Matty Mookerjee1*, Daniel Vieira1, Marjorie A. Chan2, Yolanda Gil3, Charles Goodwin4, Thomas F. Shipley5, Basil Tikoff6

1 Dept. of Geology, Sonoma State University, Rohnert Park, California 94928, USA
2 Dept. of Geology & Geophysics, The University of Utah, Salt Lake City, Utah 84112, USA
3 Information Sciences Institute, University of Southern California, Marina del Rey, California 90292, USA
4 Dept. of Applied Linguistics, University of California at Los Angeles, Los Angeles, California 90095, USA
5 Dept. of Psychology, Temple University, Philadelphia, Pennsylvania 19122, USA
6 Dept. of Geoscience, University of Wisconsin–Madison, Madison, Wisconsin 53706, USA

A Unique Opportunity for Cyberinfrastructure

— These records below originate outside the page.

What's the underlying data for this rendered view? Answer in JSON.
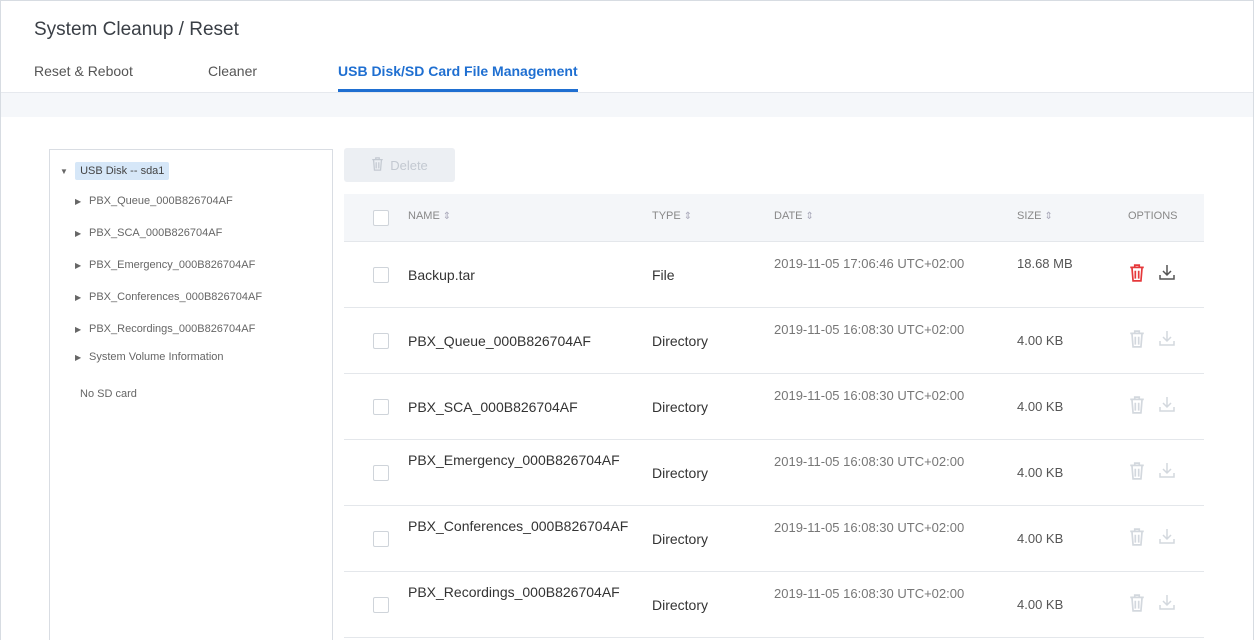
{
  "page": {
    "title": "System Cleanup / Reset"
  },
  "tabs": [
    {
      "label": "Reset & Reboot",
      "active": false
    },
    {
      "label": "Cleaner",
      "active": false
    },
    {
      "label": "USB Disk/SD Card File Management",
      "active": true
    }
  ],
  "tree": {
    "root_label": "USB Disk -- sda1",
    "items": [
      "PBX_Queue_000B826704AF",
      "PBX_SCA_000B826704AF",
      "PBX_Emergency_000B826704AF",
      "PBX_Conferences_000B826704AF",
      "PBX_Recordings_000B826704AF",
      "System Volume Information"
    ],
    "no_sd_label": "No SD card"
  },
  "toolbar": {
    "delete_label": "Delete"
  },
  "table": {
    "headers": {
      "name": "NAME",
      "type": "TYPE",
      "date": "DATE",
      "size": "SIZE",
      "options": "OPTIONS"
    },
    "rows": [
      {
        "name": "Backup.tar",
        "type": "File",
        "date": "2019-11-05 17:06:46 UTC+02:00",
        "size": "18.68 MB",
        "enabled": true
      },
      {
        "name": "PBX_Queue_000B826704AF",
        "type": "Directory",
        "date": "2019-11-05 16:08:30 UTC+02:00",
        "size": "4.00 KB",
        "enabled": false
      },
      {
        "name": "PBX_SCA_000B826704AF",
        "type": "Directory",
        "date": "2019-11-05 16:08:30 UTC+02:00",
        "size": "4.00 KB",
        "enabled": false
      },
      {
        "name": "PBX_Emergency_000B826704AF",
        "type": "Directory",
        "date": "2019-11-05 16:08:30 UTC+02:00",
        "size": "4.00 KB",
        "enabled": false
      },
      {
        "name": "PBX_Conferences_000B826704AF",
        "type": "Directory",
        "date": "2019-11-05 16:08:30 UTC+02:00",
        "size": "4.00 KB",
        "enabled": false
      },
      {
        "name": "PBX_Recordings_000B826704AF",
        "type": "Directory",
        "date": "2019-11-05 16:08:30 UTC+02:00",
        "size": "4.00 KB",
        "enabled": false
      }
    ]
  },
  "colors": {
    "accent": "#1f6fd1",
    "delete_active": "#e5383b",
    "icon_active": "#555555",
    "icon_disabled": "#d3d8de"
  }
}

It is increasingly important to integrate datasets and models from multiple geoscience subdisciplines in order to significantly advance our knowledge of how the planet works. To facilitate interdisciplinary investigations, geoscientists need a cyberinfrastructure that will easily access and combine datasets from all of the current and future geo-community databases. To this end, NSF introduced the EarthCube initiative (www.earthcube.org) to “create a community-driven data and knowledge management system that will allow for unprecedented data sharing across the geosciences.” The ultimate goal of EarthCube is to transform Earth science investigations by promoting efficient data access, incorporating cyberinfrastructure into our scientific workflow, and allowing for increased sophistication of analyses and models (Gil et al., 2014; Kelbert, 2014; Richard et al., 2014). A significant strength of EarthCube is its potential to create sustained communication across the subfields within the Earth sciences, allowing scientists to ask new types of questions, and providing the means to address previously unanswerable ones. Examples of specific use cases are available on the EarthCube webpage; however, using machine learning to extract data from published articles (e.g., DeepDive [http://deepdive.stanford.edu]) and curating useful software/scripts (e.g., GeoSoft [http://www.isi.edu/ikcap/geosoft/]) are two widely applicable examples of EarthCube outcomes.

Manuscript received 27 Feb. 2015; accepted 9 June 2015

doi: 10.1130/GSATG248GW.1